Deceptively hidden under layers of gorgeous surfaces, Paul Thomas Anderson’s borderline-sick romance waltzes towards a riveting tale of obsession.
Phantom Thread, the writer-director’s ultra-fascinating bad romance (powered by an uncommonly sophisticated script by Anderson himself), gives us a real hero – or at least one who’s earned his perch.Reynolds Woodcock (Daniel Day-Lewis, greying, fastidious, never unpersuasive) rules his private corner of London’s 1950s haute fashion world. A dresser of wasp-waisted princesses, he pursues his craft in total concentration and near-complete silence. “There’s entirely too much movement at breakfast!” Woodcock shouts with terrifying severity, an Anderson hallmark.
When his character woos a lowly waitress, Alma (Vicky Krieps, purposefully blank), onto his tailoring pedestal to be his new object of desire, you cringe on her behalf.

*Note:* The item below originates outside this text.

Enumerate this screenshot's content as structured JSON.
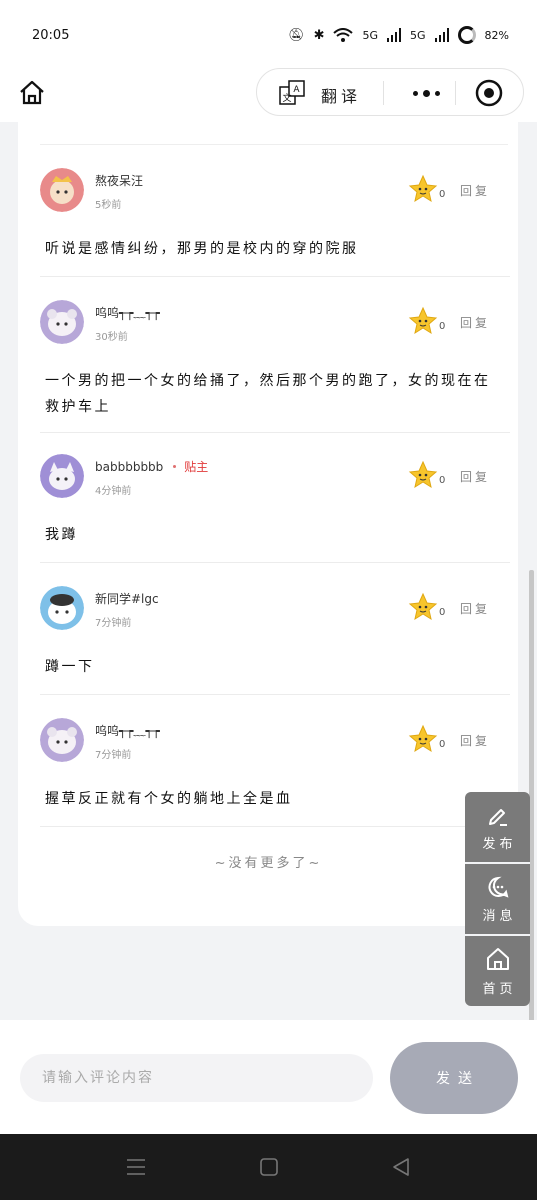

What an absolute joy it is, then, to watch Alma slowly turn the tables on this insufferable creep. Phantom Thread hides this development until it can no longer; its build-up is consumed with the thrill of driving fast in a sports car, the elegance of the clothes and the ritualisation of Woodcock turning bodies into consumable things. It’s almost a little too square and prestigey for the maker of Inherent Vice, but then Jonny Greenwood’s delicate piano score goes cello-heavy and the mood darkens into neediness – and worse.

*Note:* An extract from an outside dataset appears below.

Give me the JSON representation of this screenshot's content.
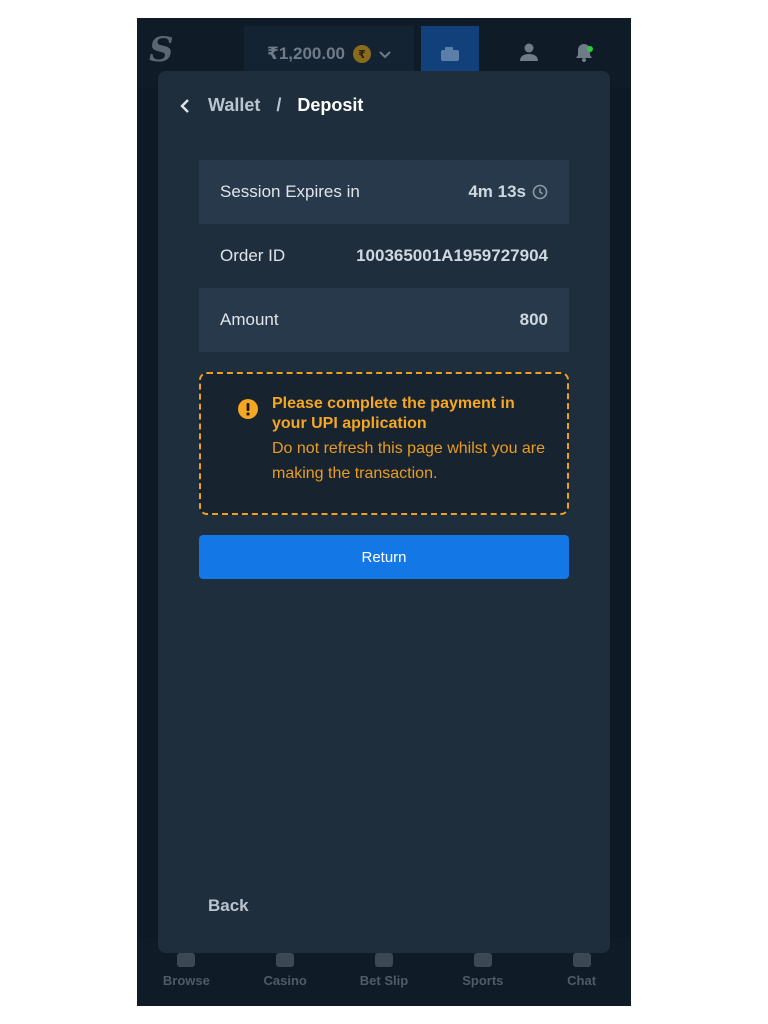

Anderson’s swing of the power pendulum represents his most fun piece of direction to date. It’s sultry, silly and undeniably wonderful.
THE BOTTOM LINE
A pure slice of cinematic perfection.